In normal use perfect dish means a dish error of 0.00mm. If you’re building wheels with offset dish, then perfect dish could be some positive value. Cannondale Ai wheels, for example, have 6mm offset dish. Wheel Analytics accommodates these wheels seamlessly and is the only truing tool that can measure such wheels without adapters.
For your convenience indicator tips are available with Wheel Analytics. You don’t need to buy indicators to buy indicator tips.
Many were tested before coming up with this kit. Mitutoyo tips are the gold standard and these are just as good. Possibly better if you appreciate the large-diameter knurled locknut on the lateral probe.
Note: Islandix tips are for indicators with M2.5 threads, which is the standard for indicators in most of the world outside America. Indicators offered in the Islandix online shop are all M2.5-threaded.
The Islandix WA-1 controller has two ports because that’s the most common configuration — one port for the lateral indicator and one port for radial. It’s the least expensive to produce, which makes transistor truing available to the most workshops.
If you want to true a disc rotor, you need to borrow one of the ports. If you want to compute tension statistics with your tensiometer, you need to borrow one of the ports. Normally this is no big deal.

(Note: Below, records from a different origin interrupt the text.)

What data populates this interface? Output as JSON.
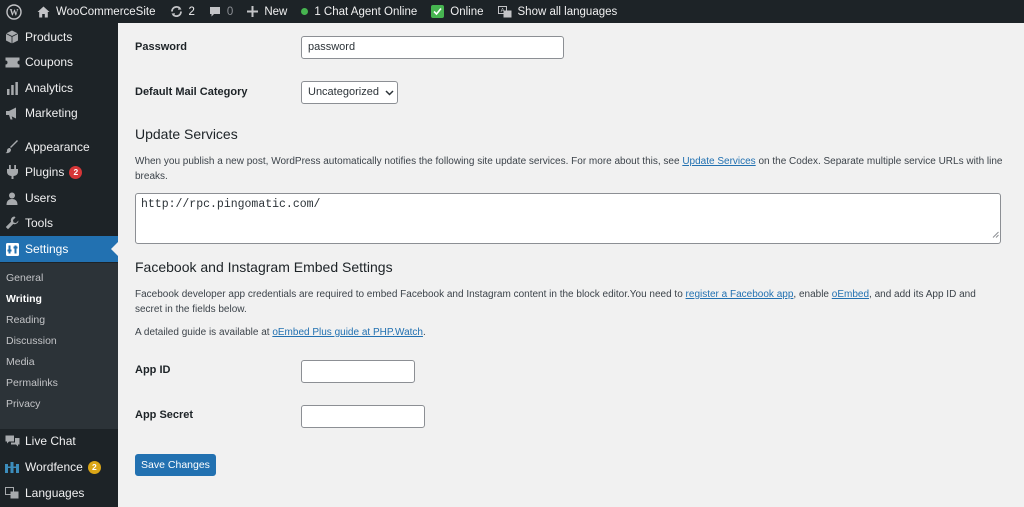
{
  "admin_bar": {
    "site_name": "WooCommerceSite",
    "updates_count": "2",
    "comments_count": "0",
    "new_label": "New",
    "chat_status": "1 Chat Agent Online",
    "online_label": "Online",
    "languages_label": "Show all languages"
  },
  "sidebar": {
    "items": [
      {
        "label": "Products"
      },
      {
        "label": "Coupons"
      },
      {
        "label": "Analytics"
      },
      {
        "label": "Marketing"
      },
      {
        "label": "Appearance"
      },
      {
        "label": "Plugins",
        "badge": "2"
      },
      {
        "label": "Users"
      },
      {
        "label": "Tools"
      },
      {
        "label": "Settings"
      },
      {
        "label": "Live Chat"
      },
      {
        "label": "Wordfence",
        "badge": "2"
      },
      {
        "label": "Languages"
      }
    ],
    "submenu": [
      "General",
      "Writing",
      "Reading",
      "Discussion",
      "Media",
      "Permalinks",
      "Privacy"
    ]
  },
  "form": {
    "password_label": "Password",
    "password_value": "password",
    "mail_category_label": "Default Mail Category",
    "mail_category_value": "Uncategorized",
    "update_services": {
      "heading": "Update Services",
      "desc_before": "When you publish a new post, WordPress automatically notifies the following site update services. For more about this, see ",
      "desc_link": "Update Services",
      "desc_after": " on the Codex. Separate multiple service URLs with line breaks.",
      "textarea_value": "http://rpc.pingomatic.com/"
    },
    "embed": {
      "heading": "Facebook and Instagram Embed Settings",
      "desc1_before": "Facebook developer app credentials are required to embed Facebook and Instagram content in the block editor.You need to ",
      "desc1_link1": "register a Facebook app",
      "desc1_mid": ", enable ",
      "desc1_link2": "oEmbed",
      "desc1_after": ", and add its App ID and secret in the fields below.",
      "desc2_before": "A detailed guide is available at ",
      "desc2_link": "oEmbed Plus guide at PHP.Watch",
      "desc2_after": ".",
      "app_id_label": "App ID",
      "app_id_value": "",
      "app_secret_label": "App Secret",
      "app_secret_value": ""
    },
    "save_label": "Save Changes"
  },
  "colors": {
    "admin_bg": "#1d2327",
    "accent": "#2271b1",
    "badge_red": "#d63638",
    "badge_yellow": "#dba617",
    "online_green": "#46b450"
  }
}
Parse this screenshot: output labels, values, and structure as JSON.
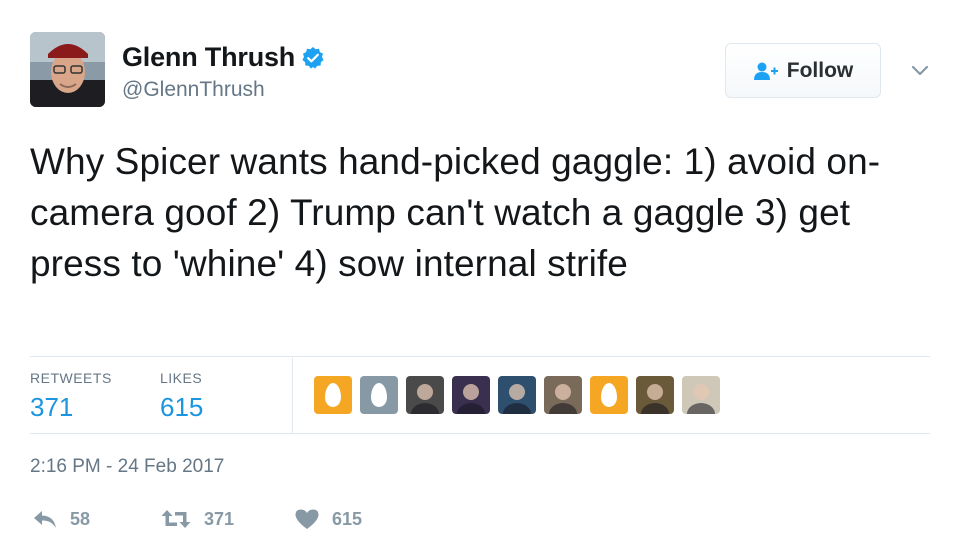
{
  "author": {
    "display_name": "Glenn Thrush",
    "handle": "@GlennThrush"
  },
  "follow_button": {
    "label": "Follow"
  },
  "tweet": {
    "text": "Why Spicer wants hand-picked gaggle: 1) avoid on-camera goof 2) Trump can't watch a gaggle 3) get press to 'whine' 4) sow internal strife",
    "timestamp": "2:16 PM - 24 Feb 2017"
  },
  "stats": {
    "retweets_label": "RETWEETS",
    "retweets_value": "371",
    "likes_label": "LIKES",
    "likes_value": "615"
  },
  "likers": [
    {
      "kind": "egg",
      "color": "#f5a623"
    },
    {
      "kind": "egg",
      "color": "#8899a6"
    },
    {
      "kind": "photo",
      "color": "#4a4a4a"
    },
    {
      "kind": "photo",
      "color": "#3a2f4f"
    },
    {
      "kind": "photo",
      "color": "#2f4f6f"
    },
    {
      "kind": "photo",
      "color": "#7a6a5a"
    },
    {
      "kind": "egg",
      "color": "#f5a623"
    },
    {
      "kind": "photo",
      "color": "#6a5a3a"
    },
    {
      "kind": "photo",
      "color": "#cfc7b8",
      "letter": "C"
    }
  ],
  "actions": {
    "reply_count": "58",
    "retweet_count": "371",
    "like_count": "615"
  },
  "colors": {
    "accent": "#1b95e0",
    "verified": "#1da1f2",
    "muted": "#657786"
  }
}
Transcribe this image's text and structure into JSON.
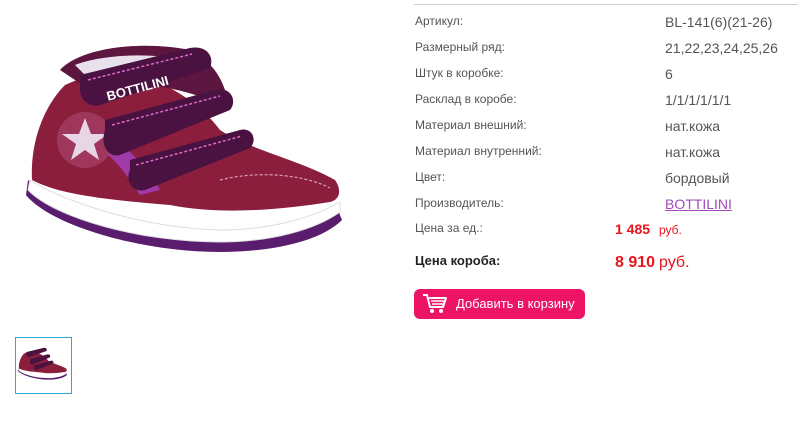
{
  "product": {
    "brand_logo_text": "BOTTILINI",
    "specs": [
      {
        "label": "Артикул:",
        "value": "BL-141(6)(21-26)"
      },
      {
        "label": "Размерный ряд:",
        "value": "21,22,23,24,25,26"
      },
      {
        "label": "Штук в коробке:",
        "value": "6"
      },
      {
        "label": "Расклад в коробе:",
        "value": "1/1/1/1/1/1"
      },
      {
        "label": "Материал внешний:",
        "value": "нат.кожа"
      },
      {
        "label": "Материал внутренний:",
        "value": "нат.кожа"
      },
      {
        "label": "Цвет:",
        "value": "бордовый"
      },
      {
        "label": "Производитель:",
        "value": "BOTTILINI"
      }
    ],
    "price_unit": {
      "label": "Цена за ед.:",
      "value": "1 485",
      "currency": "руб."
    },
    "price_box": {
      "label": "Цена короба:",
      "value": "8 910",
      "currency": "руб."
    },
    "add_to_cart_label": "Добавить в корзину"
  },
  "colors": {
    "accent_pink": "#ed1466",
    "price_red": "#e8141c",
    "link_purple": "#a24ab8",
    "thumb_border": "#2aa9d6"
  }
}
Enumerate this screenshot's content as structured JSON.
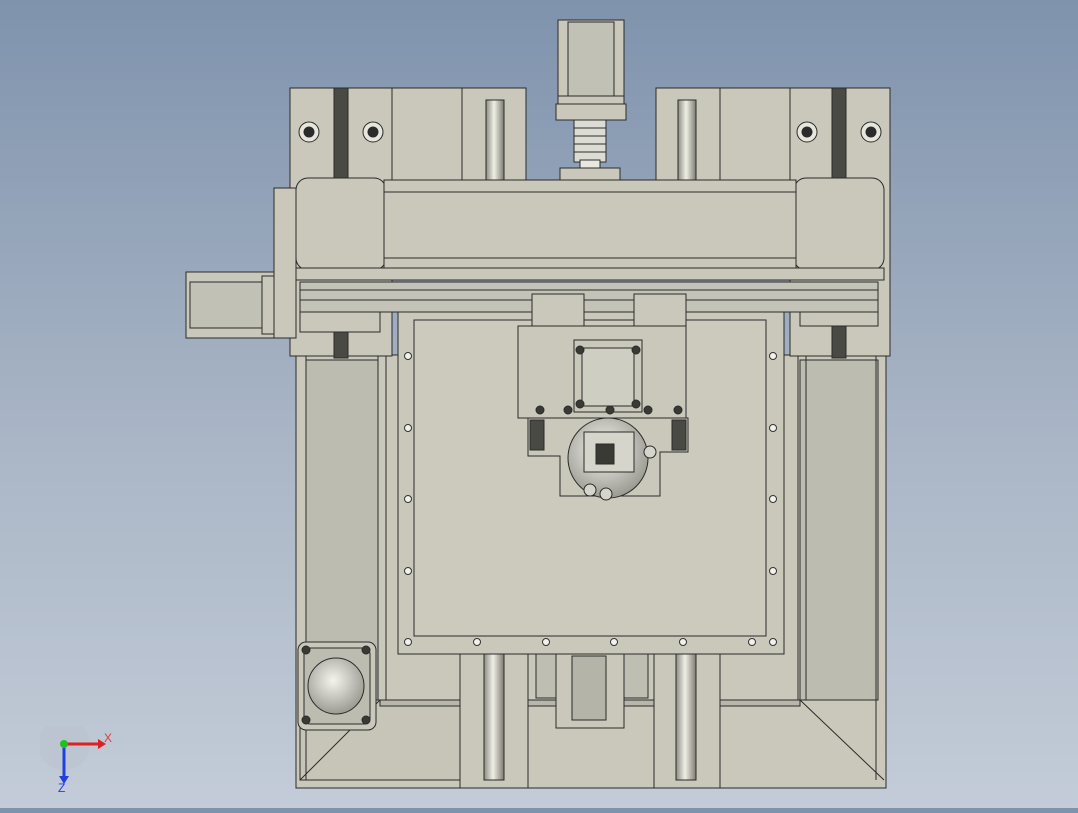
{
  "view": {
    "background_top": "#7f93ad",
    "background_bottom": "#c3ccd8",
    "part_fill": "#c9c8bb",
    "part_stroke": "#2b2b2b"
  },
  "triad": {
    "x_label": "X",
    "z_label": "Z",
    "x_color": "#e02020",
    "y_color": "#20c020",
    "z_color": "#2040e0"
  }
}
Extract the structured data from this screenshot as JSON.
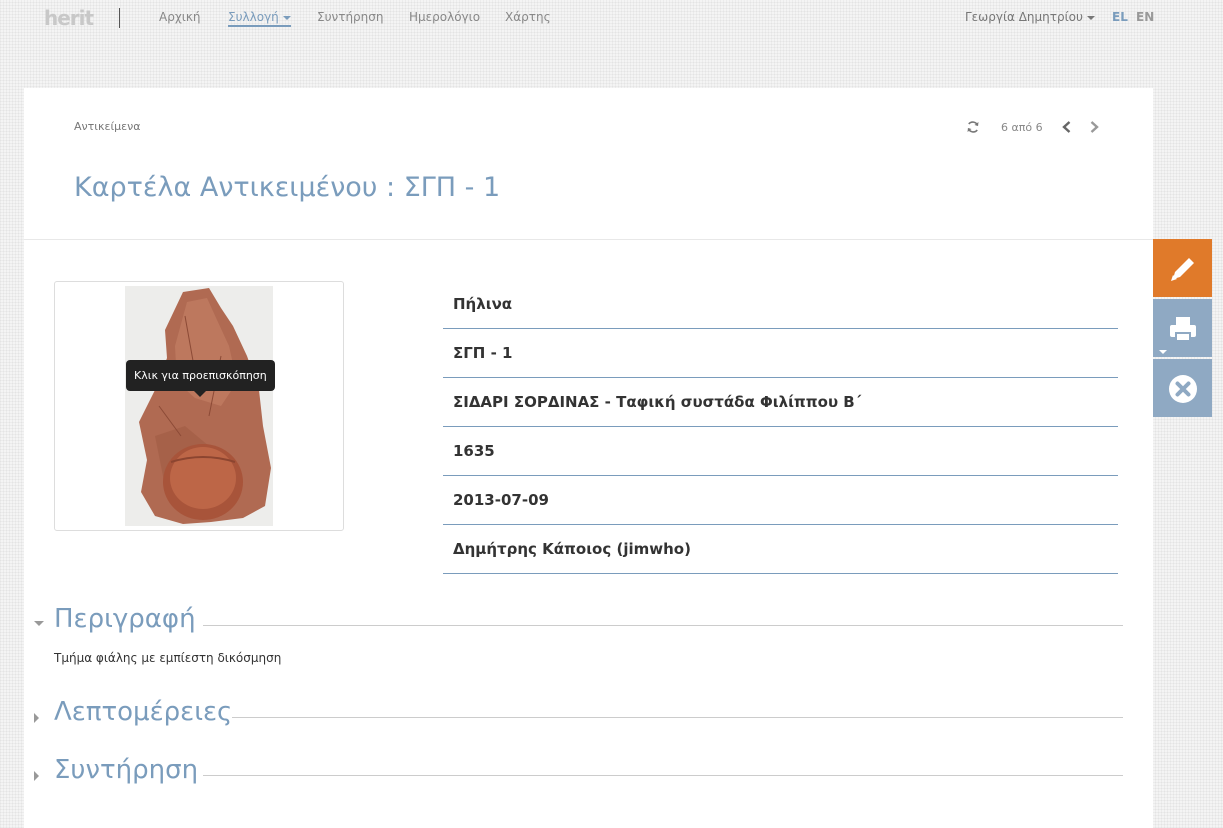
{
  "brand": {
    "logo_text": "herit"
  },
  "nav": {
    "items": [
      {
        "label": "Αρχική"
      },
      {
        "label": "Συλλογή"
      },
      {
        "label": "Συντήρηση"
      },
      {
        "label": "Ημερολόγιο"
      },
      {
        "label": "Χάρτης"
      }
    ],
    "active_index": 1,
    "user_name": "Γεωργία Δημητρίου",
    "languages": [
      {
        "label": "EL",
        "active": true
      },
      {
        "label": "EN",
        "active": false
      }
    ]
  },
  "card": {
    "breadcrumb": "Αντικείμενα",
    "pager": {
      "count_text": "6 από 6",
      "refresh_icon": "refresh-icon",
      "prev_icon": "chevron-left-icon",
      "next_icon": "chevron-right-icon"
    },
    "title": "Καρτέλα Αντικειμένου : ΣΓΠ - 1"
  },
  "thumbnail": {
    "tooltip": "Κλικ για προεπισκόπηση"
  },
  "fields": [
    {
      "value": "Πήλινα"
    },
    {
      "value": "ΣΓΠ - 1"
    },
    {
      "value": "ΣΙΔΑΡΙ ΣΟΡΔΙΝΑΣ - Ταφική συστάδα Φιλίππου Β΄"
    },
    {
      "value": "1635"
    },
    {
      "value": "2013-07-09"
    },
    {
      "value": "Δημήτρης Κάποιος (jimwho)"
    }
  ],
  "sections": [
    {
      "title": "Περιγραφή",
      "expanded": true,
      "body": "Τμήμα φιάλης με εμπίεστη δικόσμηση"
    },
    {
      "title": "Λεπτομέρειες",
      "expanded": false
    },
    {
      "title": "Συντήρηση",
      "expanded": false
    }
  ],
  "side_actions": [
    {
      "icon": "pencil-icon",
      "color": "#e07a2a"
    },
    {
      "icon": "print-icon",
      "color": "#8fa9c3"
    },
    {
      "icon": "close-circle-icon",
      "color": "#8fa9c3"
    }
  ],
  "colors": {
    "accent": "#7a9cbc",
    "edit": "#e07a2a",
    "side_button": "#8fa9c3"
  }
}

Even so sometimes the busiest workshops want more than two. Instead of offering separate electronics with three ports and four ports, the Islandix solution is to deploy multiple WA-1 tools — as many as you like, when your needs require. The included USB power supply supports up to three already. And now there’s a splitter cable that lets two controllers share one foot pedal. Sharing a pedal keeps your workbench simple and organized.
Currently a Wheel Analytics expansion kit is $299 CAD (approx. $219 USD, €199 EUR). It includes a WA-1 controller, foot pedal sharing adapter and USB cable. Includes worldwide airmail with tracking or upgrade to DHL for $19.
The ability to build a workstation with more than two ports is a customer-requested feature and that’s why it exists. We also think it’s perfectly reasonable to use a tensiometer without a cable and without software most of the time — and this is the best way to get started. If you only need the extra port at the end of the build, swapping isn’t too onerous. If you find yourself swapping often, the expansion kit may be for you.